In the last lecture, we talked about the relationship between the velocity of a robot's joints and the velocity of the robot end-effector, the rate of change of the pose of the robot end-effector. And, we talked previously about these two robotic problems, the forward kinematic problem and the inverse kinematic problem and then we introduced this velocity transform problem.
In our last lecture, we did everything in two-dimensional space. This we have seen a number of times through this course. Things are pretty easy in two dimensions. They get much more complex in three dimensions. In this lecture, we are going to do it in three dimensions.
So now, we are going to define what does it mean, this psi dot, in terms of three-dimensional pose changing with time. So, first, we’re going to describe what mathematical object this psi dot is and then we’re going to work on the relationship between joint angle rates and pose rate.
Now, as we do this, there are some advanced concepts and, if you are not particularly strong at maths, you don’t have background in differential calculus, your not too comfortable with linear algebra and we've done a bit of linear algebra already. We used matrices and vectors, but this is going to be perhaps matrix and vector used at a more advanced level.
If you are not too comfortable with these concepts, you might struggle with this particular lecture. So, your options are just to try and skim through the lecture, observe the gist of what I’m trying to say even if you don’t get all of the details. Maybe look at some, some additional textbooks. Do some more reading to get the, the prerequisites that you are going need to understand that. So, just a little bit of a, of a warning before we get in to the details of it.

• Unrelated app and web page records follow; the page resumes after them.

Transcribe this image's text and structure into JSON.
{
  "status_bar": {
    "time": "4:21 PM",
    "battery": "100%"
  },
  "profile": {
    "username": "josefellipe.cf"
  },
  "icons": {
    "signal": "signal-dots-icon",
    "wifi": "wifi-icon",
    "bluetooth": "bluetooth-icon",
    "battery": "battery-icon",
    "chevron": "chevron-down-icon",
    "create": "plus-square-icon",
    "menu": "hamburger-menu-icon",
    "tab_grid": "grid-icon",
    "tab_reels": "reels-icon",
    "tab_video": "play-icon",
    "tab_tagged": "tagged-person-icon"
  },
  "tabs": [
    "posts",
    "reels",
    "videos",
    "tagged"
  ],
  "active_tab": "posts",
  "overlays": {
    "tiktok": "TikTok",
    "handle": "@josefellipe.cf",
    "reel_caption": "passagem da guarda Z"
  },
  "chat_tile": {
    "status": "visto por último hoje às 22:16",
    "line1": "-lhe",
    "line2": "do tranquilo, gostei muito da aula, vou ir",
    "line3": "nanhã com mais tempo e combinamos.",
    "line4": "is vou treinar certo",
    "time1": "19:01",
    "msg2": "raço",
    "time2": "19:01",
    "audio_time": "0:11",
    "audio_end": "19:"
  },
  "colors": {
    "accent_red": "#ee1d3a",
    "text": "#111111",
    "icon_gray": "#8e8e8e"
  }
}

We will learn about the relationship, in 3D, between the velocity of the joints and the velocity of the end-effector — the velocity kinematics. This relationship is described by a Jacobian matrix which also provides information about how easily the end-effector can move in different Cartesian directions. To do this in 3D we need to learn about rate of change of orientation and the concept of angular velocity.
This content assumes high school level mathematics and requires an understanding of undergraduate-level mathematics; for example, linear algebra - matrices, vectors, complex numbers, vector calculus and MATLAB programming.